Who believes god is always watching

Fuzhou mooncakes flake like croissants. We dust off crumbs before biting into melon seed filling. So sweet, we giggle. So dry, we air vomit. Chang’e is watching, they warn. We wipe our oily hands on our shirts, wondering if she notices crumbs drifting between threads. No eating upstairs. We lock the door, sniff our hands, inhale butter and lotus and jujube, spill our stomachs onto the ground. No one will find out, we nod. Footsteps grow louder. We dust the floor, wipe the table, reach into each other’s esophagi, pull each other empty.

Century Egg

I crack an egg, peel the shell, splice the jelly, expose the yolk—the color of unhealthy stool, I say.

Sweet Teeth
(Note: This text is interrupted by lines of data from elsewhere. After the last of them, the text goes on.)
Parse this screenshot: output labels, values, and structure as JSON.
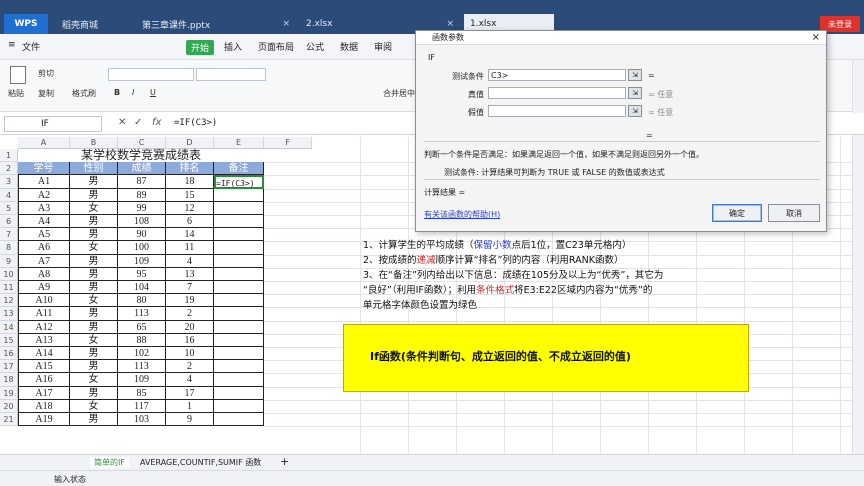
{
  "titlebar": {
    "wps": "WPS",
    "tabs": [
      {
        "label": "稻壳商城"
      },
      {
        "label": "第三章课件.pptx"
      },
      {
        "label": "2.xlsx"
      },
      {
        "label": "1.xlsx"
      }
    ],
    "login": "未登录"
  },
  "menu": {
    "file": "文件",
    "start": "开始",
    "items": [
      "插入",
      "页面布局",
      "公式",
      "数据",
      "审阅"
    ]
  },
  "toolbar": {
    "paste": "粘贴",
    "cut": "剪切",
    "copy": "复制",
    "format": "格式刷",
    "merge": "合并居中",
    "font_b": "B",
    "font_i": "I",
    "font_u": "U"
  },
  "formula_bar": {
    "name_box": "IF",
    "formula": "=IF(C3>)"
  },
  "columns": [
    "A",
    "B",
    "C",
    "D",
    "E",
    "F"
  ],
  "sheet": {
    "title": "某学校数学竞赛成绩表",
    "headers": [
      "学号",
      "性别",
      "成绩",
      "排名",
      "备注"
    ],
    "rows": [
      [
        "A1",
        "男",
        "87",
        "18",
        "=IF(C3>)"
      ],
      [
        "A2",
        "男",
        "89",
        "15",
        ""
      ],
      [
        "A3",
        "女",
        "99",
        "12",
        ""
      ],
      [
        "A4",
        "男",
        "108",
        "6",
        ""
      ],
      [
        "A5",
        "男",
        "90",
        "14",
        ""
      ],
      [
        "A6",
        "女",
        "100",
        "11",
        ""
      ],
      [
        "A7",
        "男",
        "109",
        "4",
        ""
      ],
      [
        "A8",
        "男",
        "95",
        "13",
        ""
      ],
      [
        "A9",
        "男",
        "104",
        "7",
        ""
      ],
      [
        "A10",
        "女",
        "80",
        "19",
        ""
      ],
      [
        "A11",
        "男",
        "113",
        "2",
        ""
      ],
      [
        "A12",
        "男",
        "65",
        "20",
        ""
      ],
      [
        "A13",
        "女",
        "88",
        "16",
        ""
      ],
      [
        "A14",
        "男",
        "102",
        "10",
        ""
      ],
      [
        "A15",
        "男",
        "113",
        "2",
        ""
      ],
      [
        "A16",
        "女",
        "109",
        "4",
        ""
      ],
      [
        "A17",
        "男",
        "85",
        "17",
        ""
      ],
      [
        "A18",
        "女",
        "117",
        "1",
        ""
      ],
      [
        "A19",
        "男",
        "103",
        "9",
        ""
      ]
    ],
    "row_numbers": [
      "1",
      "2",
      "3",
      "4",
      "5",
      "6",
      "7",
      "8",
      "9",
      "10",
      "11",
      "12",
      "13",
      "14",
      "15",
      "16",
      "17",
      "18",
      "19",
      "20",
      "21"
    ]
  },
  "dialog": {
    "title": "函数参数",
    "func": "IF",
    "label_test": "测试条件",
    "value_test": "C3>",
    "label_true": "真值",
    "label_false": "假值",
    "eq": "=",
    "any": "= 任意",
    "desc": "判断一个条件是否满足：如果满足返回一个值，如果不满足则返回另外一个值。",
    "desc2": "测试条件:  计算结果可判断为 TRUE 或 FALSE 的数值或表达式",
    "result_label": "计算结果  =",
    "help": "有关该函数的帮助(H)",
    "ok": "确定",
    "cancel": "取消"
  },
  "notes": {
    "line1a": "1、计算学生的平均成绩（",
    "line1b": "保留小数",
    "line1c": "点后1位，置C23单元格内）",
    "line2a": "2、按成绩的",
    "line2b": "递减",
    "line2c": "顺序计算“排名”列的内容（利用RANK函数）",
    "line3": "3、在“备注”列内给出以下信息：成绩在105分及以上为“优秀”，其它为",
    "line4a": "“良好”（利用IF函数）；利用",
    "line4b": "条件格式",
    "line4c": "将E3:E22区域内内容为“优秀”的",
    "line5": "单元格字体颜色设置为绿色"
  },
  "banner": "If函数(条件判断句、成立返回的值、不成立返回的值)",
  "sheet_tabs": [
    "简单的IF",
    "AVERAGE,COUNTIF,SUMIF 函数"
  ],
  "status": "输入状态",
  "colors": {
    "accent": "#33a853",
    "header_fill": "#8eaadb",
    "banner": "#ffff00"
  }
}
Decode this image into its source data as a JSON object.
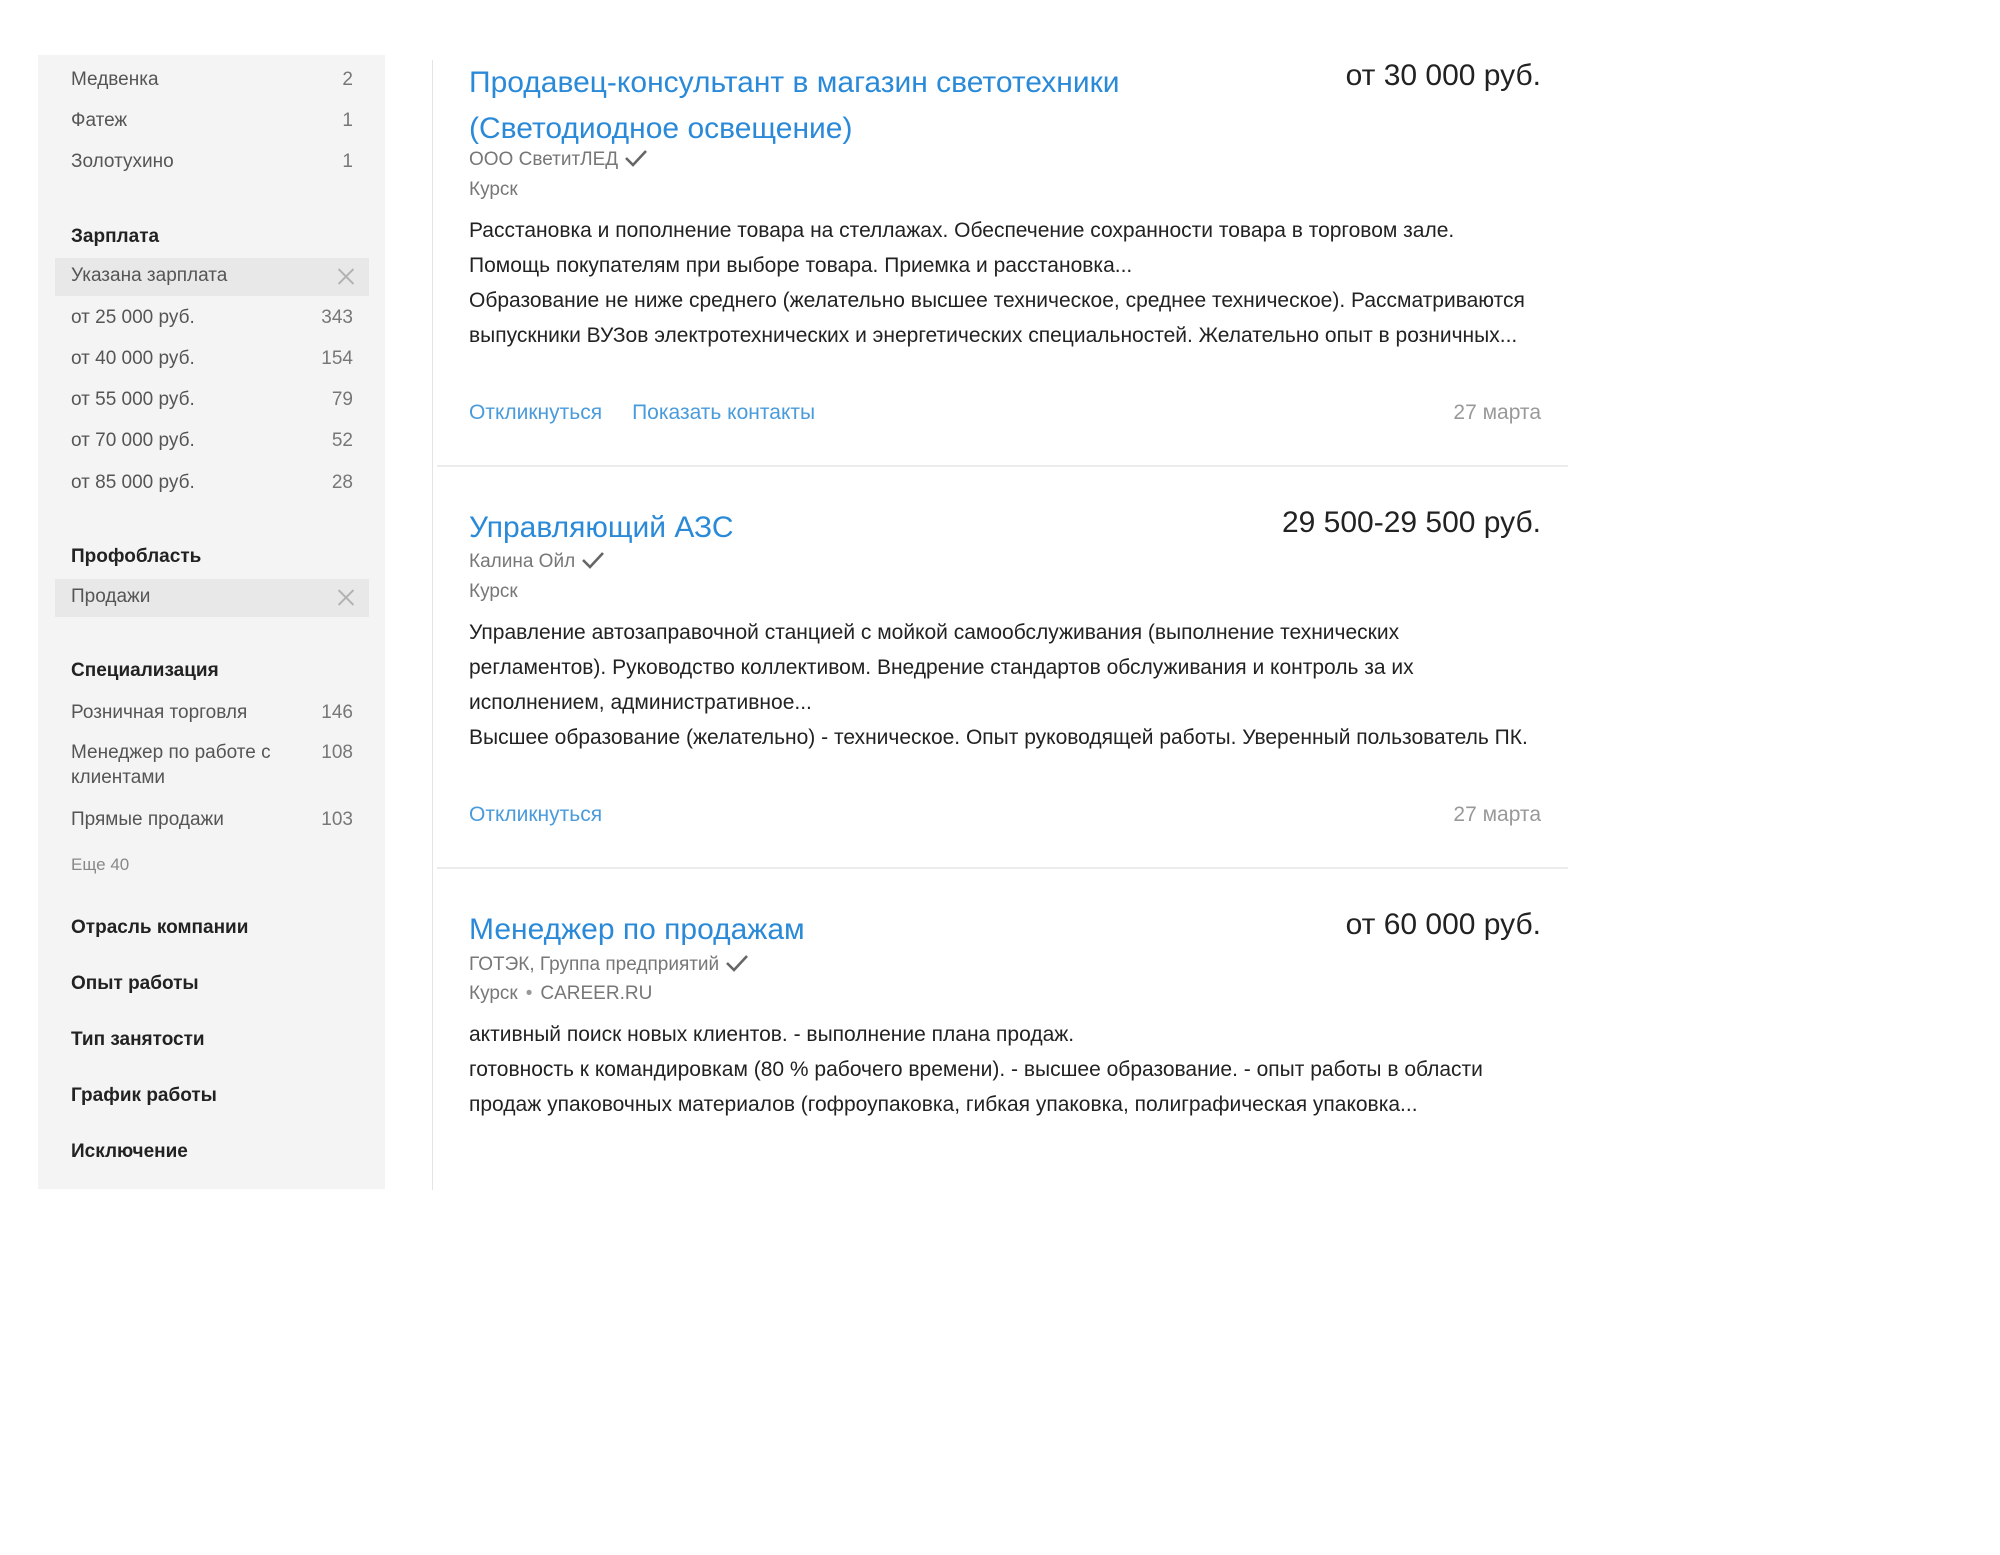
{
  "sidebar": {
    "region_items": [
      {
        "label": "Медвенка",
        "count": "2"
      },
      {
        "label": "Фатеж",
        "count": "1"
      },
      {
        "label": "Золотухино",
        "count": "1"
      }
    ],
    "salary": {
      "title": "Зарплата",
      "selected": "Указана зарплата",
      "items": [
        {
          "label": "от 25 000 руб.",
          "count": "343"
        },
        {
          "label": "от 40 000 руб.",
          "count": "154"
        },
        {
          "label": "от 55 000 руб.",
          "count": "79"
        },
        {
          "label": "от 70 000 руб.",
          "count": "52"
        },
        {
          "label": "от 85 000 руб.",
          "count": "28"
        }
      ]
    },
    "profarea": {
      "title": "Профобласть",
      "selected": "Продажи"
    },
    "specialization": {
      "title": "Специализация",
      "items": [
        {
          "label": "Розничная торговля",
          "count": "146"
        },
        {
          "label": "Менеджер по работе с клиентами",
          "count": "108"
        },
        {
          "label": "Прямые продажи",
          "count": "103"
        }
      ],
      "more": "Еще 40"
    },
    "sections": [
      "Отрасль компании",
      "Опыт работы",
      "Тип занятости",
      "График работы",
      "Исключение"
    ]
  },
  "vacancies": [
    {
      "title": "Продавец-консультант в магазин светотехники (Светодиодное освещение)",
      "salary": "от 30 000 руб.",
      "company": "ООО СветитЛЕД",
      "city": "Курск",
      "source": "",
      "responsibility": "Расстановка и пополнение товара на стеллажах. Обеспечение сохранности товара в торговом зале. Помощь покупателям при выборе товара. Приемка и расстановка...",
      "requirement": "Образование не ниже среднего (желательно высшее техническое, среднее техническое). Рассматриваются выпускники ВУЗов электротехнических и энергетических специальностей. Желательно опыт в розничных...",
      "respond": "Откликнуться",
      "contacts": "Показать контакты",
      "date": "27 марта"
    },
    {
      "title": "Управляющий АЗС",
      "salary": "29 500-29 500 руб.",
      "company": "Калина Ойл",
      "city": "Курск",
      "source": "",
      "responsibility": "Управление автозаправочной станцией с мойкой самообслуживания (выполнение технических регламентов). Руководство коллективом. Внедрение стандартов обслуживания и контроль за их исполнением, административное...",
      "requirement": "Высшее образование (желательно) - техническое. Опыт руководящей работы. Уверенный пользователь ПК.",
      "respond": "Откликнуться",
      "contacts": "",
      "date": "27 марта"
    },
    {
      "title": "Менеджер по продажам",
      "salary": "от 60 000 руб.",
      "company": "ГОТЭК, Группа предприятий",
      "city": "Курск",
      "source": "CAREER.RU",
      "source_separator": "•",
      "responsibility": "активный поиск новых клиентов. - выполнение плана продаж.",
      "requirement": "готовность к командировкам (80 % рабочего времени). - высшее образование. - опыт работы в области продаж упаковочных материалов (гофроупаковка, гибкая упаковка, полиграфическая упаковка...",
      "respond": "",
      "contacts": "",
      "date": ""
    }
  ],
  "colors": {
    "link": "#2a8ad8",
    "action": "#4a9bdb",
    "sidebar_bg": "#f4f4f4",
    "selected_bg": "#e8e8e8",
    "check": "#666666"
  }
}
Apo comes home with a new hip, a bowl made of copper that we touch through her sweater.